Work to be completed: In the entries that follow, find every line containing "fabsAc" and copy it.

Exercise material:

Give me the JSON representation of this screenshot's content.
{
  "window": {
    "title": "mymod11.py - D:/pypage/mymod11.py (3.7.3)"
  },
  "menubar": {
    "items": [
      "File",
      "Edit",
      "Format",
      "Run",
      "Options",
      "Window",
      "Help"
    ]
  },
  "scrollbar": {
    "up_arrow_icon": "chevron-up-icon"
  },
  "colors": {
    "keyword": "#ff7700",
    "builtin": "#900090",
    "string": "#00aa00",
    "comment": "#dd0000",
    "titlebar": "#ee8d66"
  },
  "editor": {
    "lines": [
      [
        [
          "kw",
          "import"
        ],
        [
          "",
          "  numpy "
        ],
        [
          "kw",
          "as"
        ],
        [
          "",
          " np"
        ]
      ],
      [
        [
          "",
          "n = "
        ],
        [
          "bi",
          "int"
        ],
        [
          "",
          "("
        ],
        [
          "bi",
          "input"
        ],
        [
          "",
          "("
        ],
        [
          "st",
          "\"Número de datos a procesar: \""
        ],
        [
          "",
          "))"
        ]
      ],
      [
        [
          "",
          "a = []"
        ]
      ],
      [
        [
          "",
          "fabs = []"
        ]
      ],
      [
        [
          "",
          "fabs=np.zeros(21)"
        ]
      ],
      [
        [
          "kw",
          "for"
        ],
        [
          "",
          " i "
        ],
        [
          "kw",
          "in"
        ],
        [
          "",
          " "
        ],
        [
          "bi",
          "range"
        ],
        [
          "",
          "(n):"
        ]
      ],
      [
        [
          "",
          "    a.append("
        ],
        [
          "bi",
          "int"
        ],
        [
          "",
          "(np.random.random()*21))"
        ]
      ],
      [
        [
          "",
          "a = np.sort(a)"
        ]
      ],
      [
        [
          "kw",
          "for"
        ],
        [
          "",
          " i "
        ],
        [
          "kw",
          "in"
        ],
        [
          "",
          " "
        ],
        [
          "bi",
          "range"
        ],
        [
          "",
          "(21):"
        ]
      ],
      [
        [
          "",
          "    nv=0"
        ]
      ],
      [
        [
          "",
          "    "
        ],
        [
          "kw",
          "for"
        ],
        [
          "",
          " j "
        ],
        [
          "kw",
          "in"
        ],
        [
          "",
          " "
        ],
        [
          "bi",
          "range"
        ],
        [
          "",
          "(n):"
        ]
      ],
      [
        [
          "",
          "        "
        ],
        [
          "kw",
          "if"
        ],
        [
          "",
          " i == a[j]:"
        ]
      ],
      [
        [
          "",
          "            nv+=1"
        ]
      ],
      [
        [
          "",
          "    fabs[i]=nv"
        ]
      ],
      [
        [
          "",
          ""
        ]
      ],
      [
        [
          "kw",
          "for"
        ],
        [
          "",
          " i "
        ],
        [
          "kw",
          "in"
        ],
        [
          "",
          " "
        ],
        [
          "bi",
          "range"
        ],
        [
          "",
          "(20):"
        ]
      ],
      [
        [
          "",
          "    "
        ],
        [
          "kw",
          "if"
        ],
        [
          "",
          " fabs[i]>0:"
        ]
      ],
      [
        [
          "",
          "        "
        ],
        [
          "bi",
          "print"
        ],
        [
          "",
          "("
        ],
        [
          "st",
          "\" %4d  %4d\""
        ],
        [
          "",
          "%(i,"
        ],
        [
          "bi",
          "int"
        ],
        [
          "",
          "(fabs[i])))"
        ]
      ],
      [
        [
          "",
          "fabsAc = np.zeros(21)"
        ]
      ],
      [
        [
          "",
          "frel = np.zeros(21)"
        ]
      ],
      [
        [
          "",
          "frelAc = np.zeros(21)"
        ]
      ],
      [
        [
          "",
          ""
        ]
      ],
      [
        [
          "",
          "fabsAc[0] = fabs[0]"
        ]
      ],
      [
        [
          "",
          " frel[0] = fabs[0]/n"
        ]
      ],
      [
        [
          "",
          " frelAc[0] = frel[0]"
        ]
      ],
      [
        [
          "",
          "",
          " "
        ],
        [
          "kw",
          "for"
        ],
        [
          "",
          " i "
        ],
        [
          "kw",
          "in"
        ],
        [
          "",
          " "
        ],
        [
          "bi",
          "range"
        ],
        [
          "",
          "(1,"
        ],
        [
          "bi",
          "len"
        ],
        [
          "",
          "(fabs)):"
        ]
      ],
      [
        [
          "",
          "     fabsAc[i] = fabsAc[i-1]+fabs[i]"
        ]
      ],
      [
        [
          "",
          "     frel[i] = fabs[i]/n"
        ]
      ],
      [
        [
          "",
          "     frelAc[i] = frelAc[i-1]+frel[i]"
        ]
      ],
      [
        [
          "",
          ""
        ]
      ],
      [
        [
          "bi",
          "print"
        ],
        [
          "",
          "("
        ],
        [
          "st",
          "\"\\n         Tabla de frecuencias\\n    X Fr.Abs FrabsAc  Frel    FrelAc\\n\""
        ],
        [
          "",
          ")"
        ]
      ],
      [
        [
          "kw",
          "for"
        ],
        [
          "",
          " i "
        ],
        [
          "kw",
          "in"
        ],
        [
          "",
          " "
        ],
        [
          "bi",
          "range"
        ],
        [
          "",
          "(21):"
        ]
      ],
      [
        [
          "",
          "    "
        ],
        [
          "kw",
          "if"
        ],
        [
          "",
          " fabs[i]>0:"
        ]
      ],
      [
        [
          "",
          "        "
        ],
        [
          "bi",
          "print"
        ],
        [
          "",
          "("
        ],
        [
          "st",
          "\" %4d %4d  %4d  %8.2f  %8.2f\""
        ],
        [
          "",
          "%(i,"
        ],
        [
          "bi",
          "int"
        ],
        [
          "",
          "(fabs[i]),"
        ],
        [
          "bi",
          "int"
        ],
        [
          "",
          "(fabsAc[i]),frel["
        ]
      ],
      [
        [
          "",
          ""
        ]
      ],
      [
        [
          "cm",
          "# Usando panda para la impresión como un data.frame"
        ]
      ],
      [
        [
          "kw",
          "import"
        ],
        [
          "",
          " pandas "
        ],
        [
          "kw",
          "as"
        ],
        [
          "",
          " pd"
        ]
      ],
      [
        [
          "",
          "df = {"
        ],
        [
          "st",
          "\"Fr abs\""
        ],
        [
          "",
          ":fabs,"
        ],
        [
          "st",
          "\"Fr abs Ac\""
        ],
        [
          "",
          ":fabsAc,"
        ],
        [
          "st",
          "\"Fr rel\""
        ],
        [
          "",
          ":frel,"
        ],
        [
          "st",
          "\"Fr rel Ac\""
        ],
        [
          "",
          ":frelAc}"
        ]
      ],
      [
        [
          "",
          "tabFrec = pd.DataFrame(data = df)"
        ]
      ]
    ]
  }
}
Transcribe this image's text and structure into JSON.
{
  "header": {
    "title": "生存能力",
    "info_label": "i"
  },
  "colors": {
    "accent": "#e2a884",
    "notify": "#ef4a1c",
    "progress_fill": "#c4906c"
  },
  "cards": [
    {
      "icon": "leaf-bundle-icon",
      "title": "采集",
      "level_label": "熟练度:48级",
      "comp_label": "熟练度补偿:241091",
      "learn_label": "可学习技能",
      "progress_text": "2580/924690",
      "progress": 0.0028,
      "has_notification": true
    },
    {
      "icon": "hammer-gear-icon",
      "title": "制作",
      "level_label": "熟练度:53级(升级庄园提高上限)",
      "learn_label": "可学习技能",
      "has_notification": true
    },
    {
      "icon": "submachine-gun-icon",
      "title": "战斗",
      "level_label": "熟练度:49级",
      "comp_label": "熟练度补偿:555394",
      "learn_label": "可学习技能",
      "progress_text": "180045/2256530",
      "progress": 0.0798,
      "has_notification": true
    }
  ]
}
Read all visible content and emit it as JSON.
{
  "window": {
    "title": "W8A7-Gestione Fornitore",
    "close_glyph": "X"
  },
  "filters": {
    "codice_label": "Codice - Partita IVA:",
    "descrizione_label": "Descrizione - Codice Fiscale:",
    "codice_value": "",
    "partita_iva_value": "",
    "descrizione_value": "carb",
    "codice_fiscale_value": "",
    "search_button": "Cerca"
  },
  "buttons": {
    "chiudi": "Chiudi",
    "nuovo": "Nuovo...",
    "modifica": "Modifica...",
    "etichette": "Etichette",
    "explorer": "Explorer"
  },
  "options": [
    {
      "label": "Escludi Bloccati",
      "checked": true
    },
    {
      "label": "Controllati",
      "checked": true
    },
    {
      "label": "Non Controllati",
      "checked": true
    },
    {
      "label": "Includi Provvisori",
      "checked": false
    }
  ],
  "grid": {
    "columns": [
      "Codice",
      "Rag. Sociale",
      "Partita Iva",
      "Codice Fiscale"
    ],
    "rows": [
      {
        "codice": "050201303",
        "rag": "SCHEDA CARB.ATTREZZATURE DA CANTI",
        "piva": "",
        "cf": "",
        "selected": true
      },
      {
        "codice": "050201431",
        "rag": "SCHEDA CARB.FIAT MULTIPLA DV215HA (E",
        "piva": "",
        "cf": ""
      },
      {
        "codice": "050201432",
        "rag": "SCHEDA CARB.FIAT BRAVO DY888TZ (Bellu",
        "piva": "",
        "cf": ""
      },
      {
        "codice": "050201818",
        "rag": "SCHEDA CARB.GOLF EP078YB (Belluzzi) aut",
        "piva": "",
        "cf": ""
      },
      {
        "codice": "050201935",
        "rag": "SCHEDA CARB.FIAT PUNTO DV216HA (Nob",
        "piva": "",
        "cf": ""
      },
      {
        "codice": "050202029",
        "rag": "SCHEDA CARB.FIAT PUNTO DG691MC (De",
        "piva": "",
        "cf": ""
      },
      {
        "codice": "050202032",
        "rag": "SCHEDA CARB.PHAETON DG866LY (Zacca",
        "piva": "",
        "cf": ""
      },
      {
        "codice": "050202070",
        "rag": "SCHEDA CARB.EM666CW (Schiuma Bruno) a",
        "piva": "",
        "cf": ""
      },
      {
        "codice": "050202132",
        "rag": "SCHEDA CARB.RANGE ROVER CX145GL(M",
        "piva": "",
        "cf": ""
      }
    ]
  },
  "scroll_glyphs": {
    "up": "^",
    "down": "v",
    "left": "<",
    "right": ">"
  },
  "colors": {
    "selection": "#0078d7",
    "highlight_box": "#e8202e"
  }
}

Problem solution:
          "fabsAc = np.zeros(21)"
          "fabsAc[0] = fabs[0]"
          "     fabsAc[i] = fabsAc[i-1]+fabs[i]"
          "(fabsAc[i]),frel["
          ":fabsAc,"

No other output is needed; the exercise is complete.